The video, shot on Borrington’s phone, showed her taking Harvey’s left arm, lifting it up and letting it drop loosely to the floor.
She then continued to film as he lay not moving on the living room floor.
Borrington assaulted Harvey at her home in Main Road, Jacksdale, which she shared with Harvey’s father.
She inflicted the fatal injuries on 7 August 2021 and he died in hospital two days later.
The court heard Harvey was killed following a history of abuse by Borrington.
Jonas Hankin KC, prosecuting, said Harvey’s age and disability made him vulnerable, which were aggravating features.
“He was severely non-verbally autistic,” Mr Hankin said.
“His challenging behaviour demanded greater empathy and kindness from his carers. It cannot justify the defendant’s offending in any way.”
Borrington told the trial she had never harmed Harvey, maintaining he had fallen off a sofa and banged his head.
However, an expert witness called by the prosecution said she believed Harvey had died as a result of “direct blunt force trauma”, sustained after Borrington assaulted the youngster.
‘A recurring nightmare’
Sentencing Borrington, Mr Justice Nicklin told her: “Precisely what happened to Harvey only you know, but by their verdict the jury were sure that your account of Harvey having fallen, hitting his head on the floor, was not the truth or at least not the full truth.
“The jury’s verdict shows they were sure you had assaulted Harvey, causing the very serious head injuries that led to his death.”
Borrington was also convicted of inflicting grievous bodily harm for previously breaking Harvey’s arm, and assault occasioning actual bodily harm for an incident in which she squeezed his cheeks.
She was given a two-year prison sentence and a six-month term for these offences, to be served concurrently with her manslaughter sentence.
He also said she would serve two-thirds of the 15-year sentence in prison before being released on licence.
Harvey’s mother described him as “my world” and a “treasured grandson” to her parents.
“To have it confirmed that Harvey before his death had been assaulted by Leila Borrington will be a life-long trauma for me, a recurring nightmare which I will never be able to wake from,” she told the court.
She cried as she explained that her son’s disability meant he could not tell her about the abuse being inflicted by his stepmother.
“He couldn’t tell me he didn’t want to go [to stay with Borrington],” she said.
An NSPCC spokesperson said the case “highlighted the vulnerability of young children and those with disabilities, who are entirely dependent on those who care for them and are at increased risk of abuse”.
‘Disturbing and upsetting’

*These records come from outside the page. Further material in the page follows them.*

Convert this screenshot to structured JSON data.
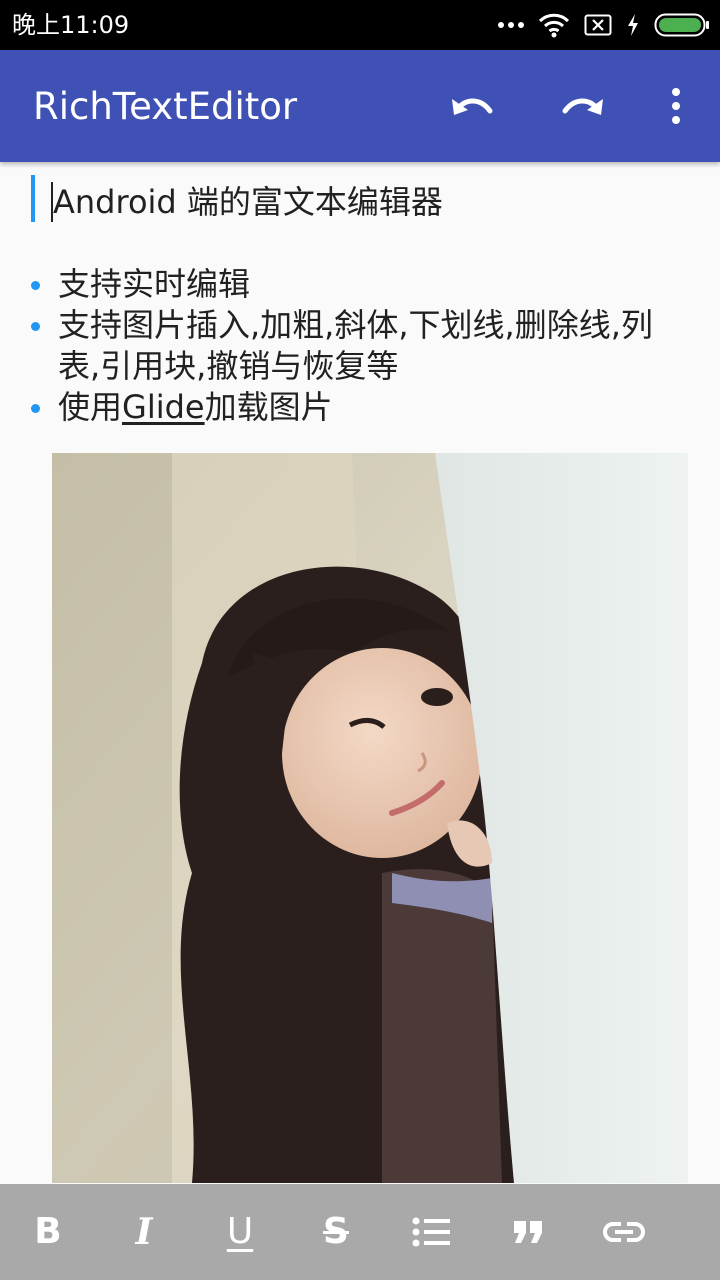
{
  "status_bar": {
    "time": "晚上11:09",
    "icons": [
      "more-dots-icon",
      "wifi-icon",
      "sim-disabled-icon",
      "charging-icon",
      "battery-icon"
    ]
  },
  "app_bar": {
    "title": "RichTextEditor",
    "actions": [
      "undo-icon",
      "redo-icon",
      "overflow-menu-icon"
    ],
    "color": "#3f51b5"
  },
  "editor": {
    "quote_text": "Android 端的富文本编辑器",
    "bullets": [
      {
        "text": "支持实时编辑"
      },
      {
        "text": "支持图片插入,加粗,斜体,下划线,删除线,列表,引用块,撤销与恢复等"
      },
      {
        "before": "使用",
        "link": "Glide",
        "after": "加载图片"
      }
    ],
    "accent_color": "#2196f3",
    "image": "photo-of-girl-peeking-behind-wall"
  },
  "toolbar": {
    "bold_label": "B",
    "italic_label": "I",
    "underline_label": "U",
    "strike_label": "S",
    "buttons": [
      "bold-icon",
      "italic-icon",
      "underline-icon",
      "strikethrough-icon",
      "bulleted-list-icon",
      "quote-icon",
      "link-icon"
    ],
    "background": "#a9a9a9"
  }
}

Dona Parry-Jones, a senior crown prosecutor at CPS East Midlands, said Harvey had “died at the hands of someone who should have been there to care for him and nurture him”.
Det Insp Simon Harrison, of Nottinghamshire Police, said the case had been “disturbing and upsetting” to work on.
“The death of any child is a tragedy, but there is something especially awful about cases of this nature,” he said.
“As a police officer I am pleased that justice has now been done, but I am aware that no custodial sentence can adequately reflect the pain and anguish felt by Harvey’s family.
“My thoughts, and the thoughts of my colleagues, remain with them today.”